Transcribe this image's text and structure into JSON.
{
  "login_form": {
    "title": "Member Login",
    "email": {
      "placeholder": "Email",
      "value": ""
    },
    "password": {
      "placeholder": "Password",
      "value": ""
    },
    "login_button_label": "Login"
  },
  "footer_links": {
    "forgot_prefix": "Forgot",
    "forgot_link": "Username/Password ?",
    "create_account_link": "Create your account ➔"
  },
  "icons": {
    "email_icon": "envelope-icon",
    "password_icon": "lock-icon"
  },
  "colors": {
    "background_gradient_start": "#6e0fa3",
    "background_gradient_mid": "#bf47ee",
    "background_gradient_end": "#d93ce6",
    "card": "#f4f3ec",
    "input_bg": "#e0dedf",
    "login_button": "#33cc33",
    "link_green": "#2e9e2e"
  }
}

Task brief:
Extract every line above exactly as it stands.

Response to the task:
Transcribe this image's text and structure into JSON.
{
  "login_form": {
    "title": "Member Login",
    "email": {
      "placeholder": "Email",
      "value": ""
    },
    "password": {
      "placeholder": "Password",
      "value": ""
    },
    "login_button_label": "Login"
  },
  "footer_links": {
    "forgot_prefix": "Forgot",
    "forgot_link": "Username/Password ?",
    "create_account_link": "Create your account ➔"
  },
  "icons": {
    "email_icon": "envelope-icon",
    "password_icon": "lock-icon"
  },
  "colors": {
    "background_gradient_start": "#6e0fa3",
    "background_gradient_mid": "#bf47ee",
    "background_gradient_end": "#d93ce6",
    "card": "#f4f3ec",
    "input_bg": "#e0dedf",
    "login_button": "#33cc33",
    "link_green": "#2e9e2e"
  }
}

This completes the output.